(Stored dataset items)

§ §

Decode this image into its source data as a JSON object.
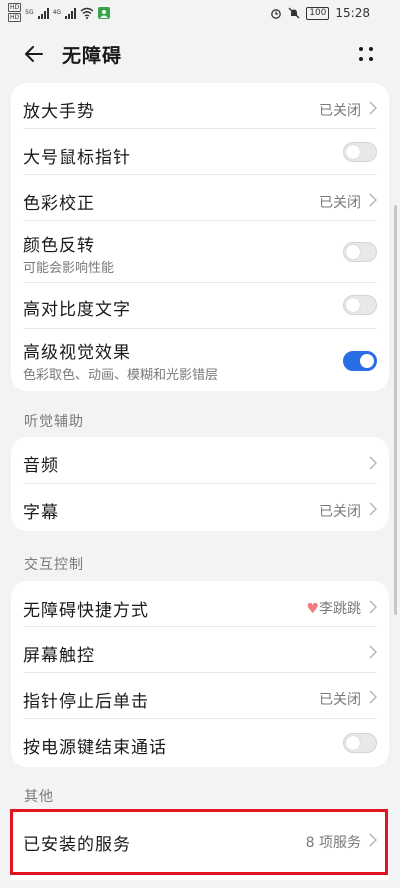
{
  "status_bar": {
    "left_badges": [
      "HD",
      "HD"
    ],
    "signal_labels": [
      "5G",
      "4G"
    ],
    "time": "15:28",
    "battery": "100"
  },
  "header": {
    "title": "无障碍"
  },
  "group1": {
    "rows": [
      {
        "label": "放大手势",
        "value": "已关闭"
      },
      {
        "label": "大号鼠标指针"
      },
      {
        "label": "色彩校正",
        "value": "已关闭"
      },
      {
        "label": "颜色反转",
        "subtitle": "可能会影响性能"
      },
      {
        "label": "高对比度文字"
      },
      {
        "label": "高级视觉效果",
        "subtitle": "色彩取色、动画、模糊和光影错层"
      }
    ]
  },
  "section_hearing": {
    "title": "听觉辅助"
  },
  "group2": {
    "rows": [
      {
        "label": "音频"
      },
      {
        "label": "字幕",
        "value": "已关闭"
      }
    ]
  },
  "section_interaction": {
    "title": "交互控制"
  },
  "group3": {
    "rows": [
      {
        "label": "无障碍快捷方式",
        "value": "李跳跳"
      },
      {
        "label": "屏幕触控"
      },
      {
        "label": "指针停止后单击",
        "value": "已关闭"
      },
      {
        "label": "按电源键结束通话"
      }
    ]
  },
  "section_other": {
    "title": "其他"
  },
  "group4": {
    "rows": [
      {
        "label": "已安装的服务",
        "value": "8 项服务"
      }
    ]
  },
  "toggles": {
    "large_pointer": false,
    "color_inversion": false,
    "high_contrast_text": false,
    "advanced_visual_effects": true,
    "power_button_ends_call": false
  },
  "colors": {
    "accent": "#2a6ee6",
    "highlight_border": "#e0151f",
    "background": "#f1f3f5"
  }
}
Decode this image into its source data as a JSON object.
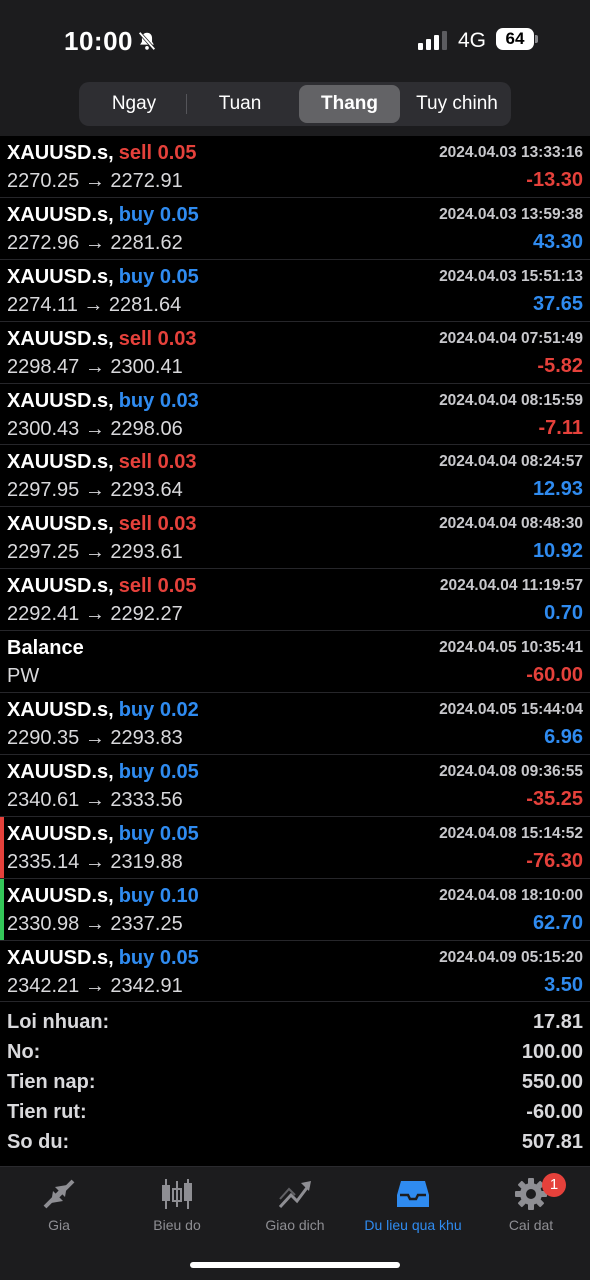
{
  "status_bar": {
    "time": "10:00",
    "network": "4G",
    "battery": "64"
  },
  "period_tabs": [
    {
      "label": "Ngay"
    },
    {
      "label": "Tuan"
    },
    {
      "label": "Thang",
      "active": true
    },
    {
      "label": "Tuy chinh"
    }
  ],
  "history": [
    {
      "symbol": "XAUUSD.s,",
      "side": "sell",
      "volume": "0.05",
      "prices": "2270.25 → 2272.91",
      "datetime": "2024.04.03 13:33:16",
      "profit": "-13.30"
    },
    {
      "symbol": "XAUUSD.s,",
      "side": "buy",
      "volume": "0.05",
      "prices": "2272.96 → 2281.62",
      "datetime": "2024.04.03 13:59:38",
      "profit": "43.30"
    },
    {
      "symbol": "XAUUSD.s,",
      "side": "buy",
      "volume": "0.05",
      "prices": "2274.11 → 2281.64",
      "datetime": "2024.04.03 15:51:13",
      "profit": "37.65"
    },
    {
      "symbol": "XAUUSD.s,",
      "side": "sell",
      "volume": "0.03",
      "prices": "2298.47 → 2300.41",
      "datetime": "2024.04.04 07:51:49",
      "profit": "-5.82"
    },
    {
      "symbol": "XAUUSD.s,",
      "side": "buy",
      "volume": "0.03",
      "prices": "2300.43 → 2298.06",
      "datetime": "2024.04.04 08:15:59",
      "profit": "-7.11"
    },
    {
      "symbol": "XAUUSD.s,",
      "side": "sell",
      "volume": "0.03",
      "prices": "2297.95 → 2293.64",
      "datetime": "2024.04.04 08:24:57",
      "profit": "12.93"
    },
    {
      "symbol": "XAUUSD.s,",
      "side": "sell",
      "volume": "0.03",
      "prices": "2297.25 → 2293.61",
      "datetime": "2024.04.04 08:48:30",
      "profit": "10.92"
    },
    {
      "symbol": "XAUUSD.s,",
      "side": "sell",
      "volume": "0.05",
      "prices": "2292.41 → 2292.27",
      "datetime": "2024.04.04 11:19:57",
      "profit": "0.70"
    },
    {
      "symbol": "Balance",
      "side": "",
      "volume": "",
      "prices": "PW",
      "datetime": "2024.04.05 10:35:41",
      "profit": "-60.00"
    },
    {
      "symbol": "XAUUSD.s,",
      "side": "buy",
      "volume": "0.02",
      "prices": "2290.35 → 2293.83",
      "datetime": "2024.04.05 15:44:04",
      "profit": "6.96"
    },
    {
      "symbol": "XAUUSD.s,",
      "side": "buy",
      "volume": "0.05",
      "prices": "2340.61 → 2333.56",
      "datetime": "2024.04.08 09:36:55",
      "profit": "-35.25"
    },
    {
      "symbol": "XAUUSD.s,",
      "side": "buy",
      "volume": "0.05",
      "prices": "2335.14 → 2319.88",
      "datetime": "2024.04.08 15:14:52",
      "profit": "-76.30",
      "marker": "#e5413b"
    },
    {
      "symbol": "XAUUSD.s,",
      "side": "buy",
      "volume": "0.10",
      "prices": "2330.98 → 2337.25",
      "datetime": "2024.04.08 18:10:00",
      "profit": "62.70",
      "marker": "#34c759"
    },
    {
      "symbol": "XAUUSD.s,",
      "side": "buy",
      "volume": "0.05",
      "prices": "2342.21 → 2342.91",
      "datetime": "2024.04.09 05:15:20",
      "profit": "3.50"
    }
  ],
  "summary": [
    {
      "label": "Loi nhuan:",
      "value": "17.81"
    },
    {
      "label": "No:",
      "value": "100.00"
    },
    {
      "label": "Tien nap:",
      "value": "550.00"
    },
    {
      "label": "Tien rut:",
      "value": "-60.00"
    },
    {
      "label": "So du:",
      "value": "507.81"
    }
  ],
  "tabbar": [
    {
      "label": "Gia",
      "icon": "quotes-arrows-icon"
    },
    {
      "label": "Bieu do",
      "icon": "candlestick-chart-icon"
    },
    {
      "label": "Giao dich",
      "icon": "trade-trend-icon"
    },
    {
      "label": "Du lieu qua khu",
      "icon": "history-inbox-icon",
      "active": true
    },
    {
      "label": "Cai dat",
      "icon": "settings-gear-icon",
      "badge": "1"
    }
  ],
  "colors": {
    "sell": "#e5413b",
    "buy": "#2f8bf0",
    "negative": "#e5413b",
    "positive": "#2f8bf0",
    "accent": "#2f8bf0"
  }
}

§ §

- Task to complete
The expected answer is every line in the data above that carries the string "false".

- Task solution
    "large_pointer": false,
    "color_inversion": false,
    "high_contrast_text": false,
    "power_button_ends_call": false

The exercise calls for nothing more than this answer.